Commentary: Honor Our Promises

Del Mar’s long term deplorable record of resistance to providing our share of affordable housing is rearing its ugly head again.


This time it involves a threat to evict the four remaining families in our rental subsidy program dating back to the mid ‘80s. The four low income families receive subsidies that make up the gap between the market rent and 30% of their income. Our city budget funded the program out of a “housing fund” fed by federal grants and developer fees. The program supported eight families for several decades with the goal of increasing the number to 16 families. We explicitly cited this program in several of our state housing element plans as one of our affordable housing programs, even though it did not count toward our assigned allocation of new units.


The federal grants were discontinued and developer fees are no longer available. Consequently, the housing fund began to diminish, as did the number of families in the program. Several years ago members of the Del Mar Housing Corporation convinced the Council to use a 0.5% increase in the hotel tax (TOT) paid by visitors to replenish the housing fund for this program and other housing efforts. At the time, Council Members would not create a dedicated line item in the budget, as they do for the business community, but assured advocates that the funds would be dedicated to housing.


Last year the Council majority notified the participants that the subsidies were to be discontinued, in effect an eviction notice. Concerned community members urged the Council not to renege on our long commitment to these families. The Council relented, extending the subsidies for only one year and promising to find an alternative to eviction.


The Council agenda lists a new item as a “compromise.”  The city offers to cover one half of the expense if the community mounts a matching fundraising program from private donations. It is time for this city to stop holding these four remaining families hostage. We need to honor our commitments to these families who are our neighbors and friends–Create a line item in the budget using funds from the general fund, TOT, and perhaps a new tax on short term rentals. Terminate the subsidy program only after current occupants leave.

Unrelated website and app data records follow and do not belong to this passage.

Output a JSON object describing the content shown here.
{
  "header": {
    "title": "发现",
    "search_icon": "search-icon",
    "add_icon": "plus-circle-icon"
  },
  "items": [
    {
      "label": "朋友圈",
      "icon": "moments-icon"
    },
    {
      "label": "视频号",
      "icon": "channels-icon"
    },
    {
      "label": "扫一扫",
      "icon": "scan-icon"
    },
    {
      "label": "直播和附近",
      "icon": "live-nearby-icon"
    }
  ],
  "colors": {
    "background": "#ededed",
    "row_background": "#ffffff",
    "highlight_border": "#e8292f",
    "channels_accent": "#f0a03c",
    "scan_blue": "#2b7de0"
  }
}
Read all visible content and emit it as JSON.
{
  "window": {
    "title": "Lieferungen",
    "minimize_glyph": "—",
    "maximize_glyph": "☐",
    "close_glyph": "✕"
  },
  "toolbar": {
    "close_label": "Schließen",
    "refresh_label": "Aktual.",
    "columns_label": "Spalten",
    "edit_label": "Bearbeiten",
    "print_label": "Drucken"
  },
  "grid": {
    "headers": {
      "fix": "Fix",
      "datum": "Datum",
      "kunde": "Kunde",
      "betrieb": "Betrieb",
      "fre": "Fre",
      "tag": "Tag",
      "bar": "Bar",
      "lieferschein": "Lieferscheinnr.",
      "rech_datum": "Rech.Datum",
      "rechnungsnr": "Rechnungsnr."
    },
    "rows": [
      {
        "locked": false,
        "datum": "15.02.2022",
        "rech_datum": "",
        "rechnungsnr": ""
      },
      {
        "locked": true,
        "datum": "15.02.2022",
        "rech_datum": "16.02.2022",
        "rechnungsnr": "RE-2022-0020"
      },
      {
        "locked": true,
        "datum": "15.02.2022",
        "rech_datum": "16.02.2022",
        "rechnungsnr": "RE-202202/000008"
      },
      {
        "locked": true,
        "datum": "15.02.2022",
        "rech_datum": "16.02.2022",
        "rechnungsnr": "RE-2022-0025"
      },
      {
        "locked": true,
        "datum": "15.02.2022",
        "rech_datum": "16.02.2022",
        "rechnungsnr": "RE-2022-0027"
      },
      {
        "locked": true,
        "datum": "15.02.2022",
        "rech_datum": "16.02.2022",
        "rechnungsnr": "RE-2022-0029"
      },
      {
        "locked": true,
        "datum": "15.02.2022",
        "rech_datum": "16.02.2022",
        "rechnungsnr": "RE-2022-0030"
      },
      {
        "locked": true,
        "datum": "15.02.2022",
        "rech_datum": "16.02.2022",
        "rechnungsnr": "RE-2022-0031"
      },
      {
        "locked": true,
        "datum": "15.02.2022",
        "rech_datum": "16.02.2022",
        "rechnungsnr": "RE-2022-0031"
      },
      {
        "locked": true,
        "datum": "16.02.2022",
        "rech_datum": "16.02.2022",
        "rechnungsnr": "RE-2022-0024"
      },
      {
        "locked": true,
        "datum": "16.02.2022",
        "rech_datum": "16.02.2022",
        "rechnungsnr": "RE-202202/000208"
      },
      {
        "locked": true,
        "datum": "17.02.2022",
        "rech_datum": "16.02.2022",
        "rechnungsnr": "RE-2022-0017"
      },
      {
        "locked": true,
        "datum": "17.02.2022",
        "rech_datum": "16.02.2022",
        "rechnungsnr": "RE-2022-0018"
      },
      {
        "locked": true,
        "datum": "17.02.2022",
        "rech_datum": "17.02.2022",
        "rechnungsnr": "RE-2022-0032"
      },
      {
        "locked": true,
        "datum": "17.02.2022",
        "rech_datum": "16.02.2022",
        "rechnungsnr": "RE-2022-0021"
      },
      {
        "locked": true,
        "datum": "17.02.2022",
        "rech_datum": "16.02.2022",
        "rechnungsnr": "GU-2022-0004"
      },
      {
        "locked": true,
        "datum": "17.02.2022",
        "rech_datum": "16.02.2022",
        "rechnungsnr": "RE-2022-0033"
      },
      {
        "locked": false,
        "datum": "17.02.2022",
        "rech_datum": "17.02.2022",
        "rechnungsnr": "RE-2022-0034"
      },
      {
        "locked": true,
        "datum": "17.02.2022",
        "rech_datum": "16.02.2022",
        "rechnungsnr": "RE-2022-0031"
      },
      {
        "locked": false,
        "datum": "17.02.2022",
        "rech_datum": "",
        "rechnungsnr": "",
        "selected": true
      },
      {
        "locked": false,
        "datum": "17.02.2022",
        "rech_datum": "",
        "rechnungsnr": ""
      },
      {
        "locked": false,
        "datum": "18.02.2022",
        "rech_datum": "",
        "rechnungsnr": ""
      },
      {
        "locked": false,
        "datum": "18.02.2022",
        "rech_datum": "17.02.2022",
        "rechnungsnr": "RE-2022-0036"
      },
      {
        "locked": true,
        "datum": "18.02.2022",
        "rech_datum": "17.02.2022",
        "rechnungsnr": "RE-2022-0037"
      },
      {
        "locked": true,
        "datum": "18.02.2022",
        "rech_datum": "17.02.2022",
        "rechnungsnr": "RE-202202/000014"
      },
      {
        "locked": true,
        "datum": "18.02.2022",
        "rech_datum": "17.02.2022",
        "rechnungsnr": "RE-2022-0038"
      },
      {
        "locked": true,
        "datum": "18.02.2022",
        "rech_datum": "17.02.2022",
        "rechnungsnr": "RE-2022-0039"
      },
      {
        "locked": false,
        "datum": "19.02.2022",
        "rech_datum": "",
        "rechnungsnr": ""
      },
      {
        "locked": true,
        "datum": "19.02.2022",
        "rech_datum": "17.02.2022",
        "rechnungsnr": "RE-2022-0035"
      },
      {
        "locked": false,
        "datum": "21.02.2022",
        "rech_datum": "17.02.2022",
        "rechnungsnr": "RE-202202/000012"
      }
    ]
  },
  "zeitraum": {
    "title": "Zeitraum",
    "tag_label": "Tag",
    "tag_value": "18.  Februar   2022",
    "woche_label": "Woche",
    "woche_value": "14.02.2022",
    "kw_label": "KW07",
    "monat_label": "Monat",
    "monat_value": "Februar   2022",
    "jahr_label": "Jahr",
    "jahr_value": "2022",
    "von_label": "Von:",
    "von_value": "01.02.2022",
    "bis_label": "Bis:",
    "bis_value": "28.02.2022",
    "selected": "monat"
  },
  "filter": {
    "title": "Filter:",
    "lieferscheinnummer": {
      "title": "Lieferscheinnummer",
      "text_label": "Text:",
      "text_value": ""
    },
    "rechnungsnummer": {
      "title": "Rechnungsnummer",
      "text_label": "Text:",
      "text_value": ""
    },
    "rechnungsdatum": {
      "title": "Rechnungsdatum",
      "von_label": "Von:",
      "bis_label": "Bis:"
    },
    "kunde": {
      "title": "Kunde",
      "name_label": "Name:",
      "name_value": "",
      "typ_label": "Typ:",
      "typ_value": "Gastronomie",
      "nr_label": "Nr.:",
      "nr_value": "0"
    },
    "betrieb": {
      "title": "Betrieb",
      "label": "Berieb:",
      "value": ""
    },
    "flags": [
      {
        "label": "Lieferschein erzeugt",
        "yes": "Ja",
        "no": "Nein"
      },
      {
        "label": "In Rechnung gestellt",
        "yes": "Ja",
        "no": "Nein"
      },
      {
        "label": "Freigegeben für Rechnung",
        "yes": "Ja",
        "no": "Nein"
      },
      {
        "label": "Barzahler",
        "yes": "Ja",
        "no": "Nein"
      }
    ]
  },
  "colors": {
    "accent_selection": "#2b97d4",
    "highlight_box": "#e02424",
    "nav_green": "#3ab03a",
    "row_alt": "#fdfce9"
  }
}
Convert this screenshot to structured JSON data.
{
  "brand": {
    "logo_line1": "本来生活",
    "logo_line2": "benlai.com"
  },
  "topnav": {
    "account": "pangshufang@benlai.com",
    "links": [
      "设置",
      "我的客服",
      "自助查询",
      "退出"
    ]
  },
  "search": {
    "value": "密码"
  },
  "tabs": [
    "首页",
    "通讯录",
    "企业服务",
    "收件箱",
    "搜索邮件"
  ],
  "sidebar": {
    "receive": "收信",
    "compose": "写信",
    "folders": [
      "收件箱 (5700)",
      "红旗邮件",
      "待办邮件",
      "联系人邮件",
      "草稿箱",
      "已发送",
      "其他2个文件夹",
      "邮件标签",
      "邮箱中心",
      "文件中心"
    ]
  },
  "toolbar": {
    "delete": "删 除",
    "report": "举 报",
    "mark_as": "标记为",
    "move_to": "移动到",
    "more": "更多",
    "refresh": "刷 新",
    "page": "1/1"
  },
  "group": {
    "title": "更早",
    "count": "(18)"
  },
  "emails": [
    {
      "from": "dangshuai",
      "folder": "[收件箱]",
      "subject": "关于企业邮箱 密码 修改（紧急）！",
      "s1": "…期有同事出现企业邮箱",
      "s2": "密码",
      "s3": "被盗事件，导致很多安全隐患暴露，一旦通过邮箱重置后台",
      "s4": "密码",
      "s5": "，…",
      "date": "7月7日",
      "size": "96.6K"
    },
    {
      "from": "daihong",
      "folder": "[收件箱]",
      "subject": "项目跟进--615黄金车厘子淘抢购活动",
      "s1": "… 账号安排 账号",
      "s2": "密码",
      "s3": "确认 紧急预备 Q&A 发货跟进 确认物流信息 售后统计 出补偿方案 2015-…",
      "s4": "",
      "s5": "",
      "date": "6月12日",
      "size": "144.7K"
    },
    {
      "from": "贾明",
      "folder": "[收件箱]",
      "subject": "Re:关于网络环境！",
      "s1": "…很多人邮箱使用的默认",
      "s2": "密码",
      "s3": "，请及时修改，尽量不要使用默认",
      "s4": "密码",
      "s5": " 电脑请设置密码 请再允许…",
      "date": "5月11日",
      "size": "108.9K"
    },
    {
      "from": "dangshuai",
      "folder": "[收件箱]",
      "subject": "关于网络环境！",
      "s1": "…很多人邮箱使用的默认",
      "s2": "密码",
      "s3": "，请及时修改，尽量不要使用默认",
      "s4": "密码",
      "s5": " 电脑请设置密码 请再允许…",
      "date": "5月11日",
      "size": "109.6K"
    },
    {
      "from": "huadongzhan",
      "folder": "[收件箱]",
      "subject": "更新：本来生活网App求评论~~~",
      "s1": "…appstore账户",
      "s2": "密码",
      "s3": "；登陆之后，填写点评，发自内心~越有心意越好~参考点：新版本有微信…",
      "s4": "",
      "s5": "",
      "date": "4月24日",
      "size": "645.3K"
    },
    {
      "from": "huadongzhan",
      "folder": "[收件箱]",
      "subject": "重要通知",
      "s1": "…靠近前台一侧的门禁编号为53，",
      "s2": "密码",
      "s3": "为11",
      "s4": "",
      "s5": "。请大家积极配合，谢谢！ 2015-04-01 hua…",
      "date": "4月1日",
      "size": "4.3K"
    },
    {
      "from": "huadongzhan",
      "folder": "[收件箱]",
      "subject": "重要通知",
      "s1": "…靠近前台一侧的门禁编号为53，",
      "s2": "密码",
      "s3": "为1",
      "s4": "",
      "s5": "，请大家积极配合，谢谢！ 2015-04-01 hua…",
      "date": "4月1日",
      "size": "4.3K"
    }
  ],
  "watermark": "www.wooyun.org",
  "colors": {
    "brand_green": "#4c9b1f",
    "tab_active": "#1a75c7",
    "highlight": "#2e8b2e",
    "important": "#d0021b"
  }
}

Del Mar has already earned a reputation for evading its share in the state’s massive housing shortage. Why ask for another “elitist” headline, “Del Mar Evicts Four Families”?